In attempting to distinguish between the approaches that seem to me more consistently anarchistic and those that seem to cling to some form of archy, I have proposed the notion of the polity-form as a descriptor for more or less fixed, static associations or organizations including the governmental state, the capitalist firm, the patriarchal family, “the People” within a democracy, the commune in some descriptions of communism, the individual in the context of some forms of individualism, etc. All of these are in some sense both hierarchical, authoritarian and, to some extent, representative structures. Even when, in a democracy or some forms of communism, the People at the top of the hierarchy is presumed to be the sum of the persons at the bottom, the doubling is almost always explicitly for the purposes of imposing the will of the whole on more recalcitrant parts. Armed with the theory of collective force and social power, we don’t even have to claim that some usurpation by representatives or agents is necessary for this subordination to occur. If we accept that collective beings may have interests of their own — a notion that we also find in the explorations of collective egoism by James L. Walker — then we can imagine the most perfect functioning of the association still leading to circumstances where the collectivity-in-power might well oppress some or all of its members.
That’s why the State in Proudhon’s later works is a citizen-state, “equal” in its “rights” to the individuals citizens. It’s why we might make an effort, in our attempts to think about the dynamics of anarchistic self-organization — with or without explicit or formal organizations — about association, federation, etc. as ongoing processes, before we think about the explicit or formal associations or federations that might emerge. It’s why the transition from association-as-practice-and-process to the constitution of more or less official social bodies should perhaps be approached with the problem of external constitution in mind.
You can find some discussion of self-government as self-subjugation and of the individual as “the last polity” in the Rambles in the Fields of Anarchist Individualism — beginning in earnest in the third installment. That, together with the material in “Self-Government and the Citizen-State,” should give some more precise indications of the kinds of structures I hope to bring together under the label of polity-form. In general, it simply comes down to questions about whether every social body necessary has its head, brain or guiding organ — or whether anarchic organization will force us to think of different sorts of organisms than the metaphor is likely to immediately bring to mind. The Stirnerian elements included in the “Rambles” may be a help, provided we don’t take the step — the misstep, if my favorite egoists are to be believed — of positing an “ego” very much in the mold of the individual-as-polity.

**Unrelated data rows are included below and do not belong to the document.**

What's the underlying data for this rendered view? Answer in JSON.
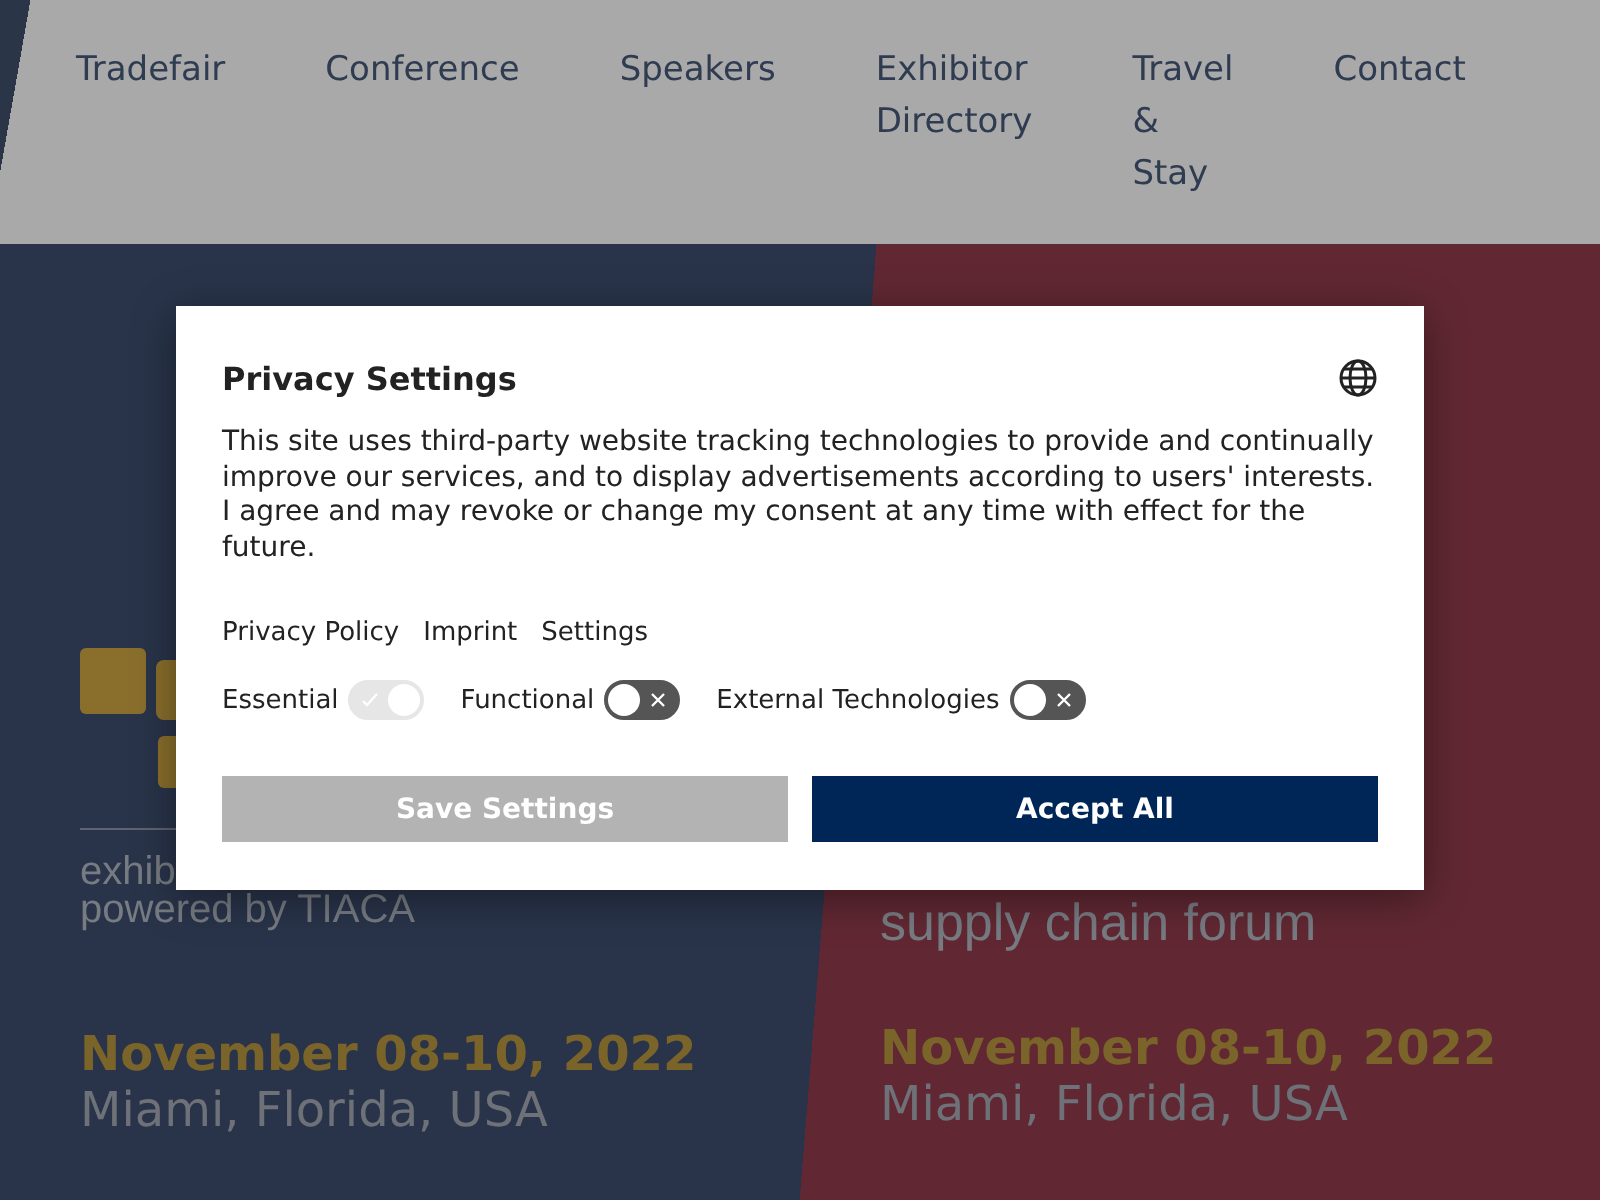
{
  "nav": [
    "Tradefair",
    "Conference",
    "Speakers",
    "Exhibitor Directory",
    "Travel & Stay",
    "Contact"
  ],
  "events": [
    {
      "tagline": [
        "exhib",
        "powered by TIACA"
      ],
      "date": "November 08-10, 2022",
      "location": "Miami, Florida, USA",
      "kind": "logo"
    },
    {
      "tagline": [
        "supply chain forum"
      ],
      "date": "November 08-10, 2022",
      "location": "Miami, Florida, USA",
      "kind": "plain"
    }
  ],
  "dialog": {
    "title": "Privacy Settings",
    "text": "This site uses third-party website tracking technologies to provide and continually improve our services, and to display advertisements according to users' interests. I agree and may revoke or change my consent at any time with effect for the future.",
    "links": [
      "Privacy Policy",
      "Imprint",
      "Settings"
    ],
    "toggles": [
      {
        "label": "Essential",
        "checked": true
      },
      {
        "label": "Functional",
        "checked": false
      },
      {
        "label": "External Technologies",
        "checked": false
      }
    ],
    "buttons": [
      {
        "label": "Save Settings",
        "kind": "secondary"
      },
      {
        "label": "Accept All",
        "kind": "primary"
      }
    ]
  }
}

If nothing else, it seems useful to emphasize that the collective beings that emerge from real association are likely to be unique, while associations constituted from without are as likely to reflect their general type as they are the specific qualities and dynamic interactions of the individuals involved.